* **Exercise instructions**: Those lines of the records that contain "icon" are to be located and copied.

━━ Given entries

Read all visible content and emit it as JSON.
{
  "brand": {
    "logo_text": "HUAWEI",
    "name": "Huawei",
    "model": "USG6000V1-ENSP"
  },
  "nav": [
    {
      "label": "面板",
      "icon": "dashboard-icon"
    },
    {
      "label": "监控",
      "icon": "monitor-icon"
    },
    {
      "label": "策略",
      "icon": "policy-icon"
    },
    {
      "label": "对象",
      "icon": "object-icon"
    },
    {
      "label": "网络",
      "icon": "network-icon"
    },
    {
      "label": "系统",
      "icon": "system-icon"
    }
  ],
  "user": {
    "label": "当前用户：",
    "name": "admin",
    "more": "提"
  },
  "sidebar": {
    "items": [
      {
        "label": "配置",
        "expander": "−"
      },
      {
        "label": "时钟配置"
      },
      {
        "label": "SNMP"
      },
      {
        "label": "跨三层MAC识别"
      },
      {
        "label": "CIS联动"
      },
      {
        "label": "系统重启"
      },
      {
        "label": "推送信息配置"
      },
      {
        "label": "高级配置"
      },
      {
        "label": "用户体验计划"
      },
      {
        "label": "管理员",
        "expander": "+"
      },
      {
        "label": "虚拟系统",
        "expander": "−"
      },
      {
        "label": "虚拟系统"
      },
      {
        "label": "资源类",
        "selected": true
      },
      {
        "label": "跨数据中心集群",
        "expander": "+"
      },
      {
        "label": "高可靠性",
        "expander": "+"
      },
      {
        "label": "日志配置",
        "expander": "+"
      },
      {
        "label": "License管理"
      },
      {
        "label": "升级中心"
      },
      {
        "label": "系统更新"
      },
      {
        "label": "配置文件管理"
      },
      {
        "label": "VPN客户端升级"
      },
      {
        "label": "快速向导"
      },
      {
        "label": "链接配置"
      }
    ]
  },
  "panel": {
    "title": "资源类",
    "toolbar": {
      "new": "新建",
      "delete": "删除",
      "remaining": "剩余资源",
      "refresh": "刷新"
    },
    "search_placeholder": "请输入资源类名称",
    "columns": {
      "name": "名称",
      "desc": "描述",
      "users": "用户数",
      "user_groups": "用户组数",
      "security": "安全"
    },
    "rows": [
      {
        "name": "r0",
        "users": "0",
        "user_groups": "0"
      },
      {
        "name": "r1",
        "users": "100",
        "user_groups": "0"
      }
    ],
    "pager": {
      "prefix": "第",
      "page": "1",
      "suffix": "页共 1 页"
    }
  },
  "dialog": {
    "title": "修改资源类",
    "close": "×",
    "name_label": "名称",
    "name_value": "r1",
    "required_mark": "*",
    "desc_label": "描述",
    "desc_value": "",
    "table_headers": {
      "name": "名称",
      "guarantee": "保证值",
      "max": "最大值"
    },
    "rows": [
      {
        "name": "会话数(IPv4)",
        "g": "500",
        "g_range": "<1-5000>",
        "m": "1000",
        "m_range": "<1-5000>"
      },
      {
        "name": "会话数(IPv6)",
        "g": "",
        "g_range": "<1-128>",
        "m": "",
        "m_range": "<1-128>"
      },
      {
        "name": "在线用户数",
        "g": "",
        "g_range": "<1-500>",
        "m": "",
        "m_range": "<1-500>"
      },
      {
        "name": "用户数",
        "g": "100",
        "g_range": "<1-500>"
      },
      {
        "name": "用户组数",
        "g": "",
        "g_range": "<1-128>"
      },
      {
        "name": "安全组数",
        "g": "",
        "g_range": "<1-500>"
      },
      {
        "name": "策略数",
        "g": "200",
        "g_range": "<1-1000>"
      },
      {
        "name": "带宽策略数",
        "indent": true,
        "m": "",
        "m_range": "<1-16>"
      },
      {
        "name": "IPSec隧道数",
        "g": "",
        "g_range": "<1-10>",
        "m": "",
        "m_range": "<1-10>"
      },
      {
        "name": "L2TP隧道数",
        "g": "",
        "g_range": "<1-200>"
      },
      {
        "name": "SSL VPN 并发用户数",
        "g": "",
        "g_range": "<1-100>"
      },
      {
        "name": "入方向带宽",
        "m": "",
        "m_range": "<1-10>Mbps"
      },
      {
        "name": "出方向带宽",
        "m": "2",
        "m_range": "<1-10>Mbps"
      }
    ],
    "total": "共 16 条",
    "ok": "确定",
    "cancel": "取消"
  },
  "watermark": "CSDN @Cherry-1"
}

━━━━

* **Expected output**:
      "icon": "dashboard-icon"
      "icon": "monitor-icon"
      "icon": "policy-icon"
      "icon": "object-icon"
      "icon": "network-icon"
      "icon": "system-icon"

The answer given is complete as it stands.